by Brian Michael Bendis (writer), Stuart Immonen (pencils), Wade von Grawbadger (inks), Dave McCaig (colors), and Albert Deschesne (letters)
The Story: The Avengers, with some friends, attempt a daring ploy to rescue Luke Cage.
What’s Good: While it’s nothing groundbreaking, this issue is absolutely solid and as such, it’s the best single issue of New Avengers to come along in some time. It entertains without committing any real crimes.
First off, on the art front, while it’s taken a few months (as you’ll see from my past reviews of NA), I’ve finally gotten used to Immonen’s presence on the series enough to actually thoroughly enjoy his artwork. His pencils brim with vitality and are distinct and light-hearted enough to make New Avengers stand apart from the Dark Reign pack. That alone is an achievement. Immonen’s style is just pure fun, really and his takes on the characters always carry the interest and freshness of seeing your favourite indie artist do a sketch or variant cover for a beloved mainstream comic.

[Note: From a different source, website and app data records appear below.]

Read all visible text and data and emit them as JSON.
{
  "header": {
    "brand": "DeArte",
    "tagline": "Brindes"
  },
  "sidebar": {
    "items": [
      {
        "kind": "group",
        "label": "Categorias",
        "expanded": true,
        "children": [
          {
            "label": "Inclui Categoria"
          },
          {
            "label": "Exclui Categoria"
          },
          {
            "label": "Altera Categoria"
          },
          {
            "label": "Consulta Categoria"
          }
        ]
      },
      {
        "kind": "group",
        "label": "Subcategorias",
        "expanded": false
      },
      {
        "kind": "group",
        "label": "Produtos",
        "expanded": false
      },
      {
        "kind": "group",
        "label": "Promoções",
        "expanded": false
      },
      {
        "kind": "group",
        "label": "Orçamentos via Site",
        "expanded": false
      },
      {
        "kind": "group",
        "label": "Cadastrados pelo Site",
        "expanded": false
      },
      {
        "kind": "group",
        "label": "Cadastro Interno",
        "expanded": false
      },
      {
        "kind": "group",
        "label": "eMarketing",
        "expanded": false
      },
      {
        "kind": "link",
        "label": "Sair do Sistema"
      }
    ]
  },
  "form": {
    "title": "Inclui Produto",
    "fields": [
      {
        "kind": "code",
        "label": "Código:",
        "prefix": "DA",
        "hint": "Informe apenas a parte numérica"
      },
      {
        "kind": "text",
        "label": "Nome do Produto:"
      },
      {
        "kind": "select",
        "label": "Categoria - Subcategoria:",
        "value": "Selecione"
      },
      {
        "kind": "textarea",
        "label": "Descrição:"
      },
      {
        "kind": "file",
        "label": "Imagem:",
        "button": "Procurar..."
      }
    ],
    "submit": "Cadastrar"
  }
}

The real achievement this month though is Bendis’ management of such a large number of guest stars. The presence of Strange, Voodoo, Daredevil, and Iron Fist maintains its cool factor, but they never really take over the comic or feel like they’re taking away screen time from the Avengers. The Avengers are still the front and centre stars of the show and the guest stars are merely the backdrops, and that’s just the way it should be. The guest stars don’t take over the comic so much as they enhance it.
Other than that, there are several little things Bendis does well. The collision, and conflict, between technology and the mystic arts was an interesting little aside, one that clashed without jarring the reader, at times even giving off a paranormal feel. Also, having the heroes use a ploy that the bad guys used to use on them in order to get the drop on Osborn was a nice touch. Basically, to beat a villain, the Avengers have to adopt the sort of cunning usually reserved for villains. It’s a nice bit of role reversal that doesn’t compromise their heroic status.
What’s Not So Good: While Bendis tried his best to convince me, I’m still not sure I wholly buy Osborn’s being dumb enough to fully and completely buy into the attack at Camp HAMMER. Perhaps other readers will feel differently, but it felt just a little too easy to me.
Also, I understand she’s a grieving wife and I should feel sympathy, but I found Jessica Jones to be really, really agitating this month. Her spontaneous outbursts, sobbing, and half the panels having her in tears just got under my skin somehow. Perhaps I’m just a soulless bastard, but I just found her really annoying. Perhaps it’s the complete helplessness, relative uselessness, and her kneejerk quips that got to me. Perhaps it’s how quickly the confidence and resolve she opens the issue with inexplicably dissolves to mush. Certainly, Immonen’s illustrations of her don’t help her case any.
Conclusion: One annoying character in such a large cast is thankfully not enough to ruin a good comic. It’s a fun superhero yarn that is everything your standard, monthly Avengers comic should be.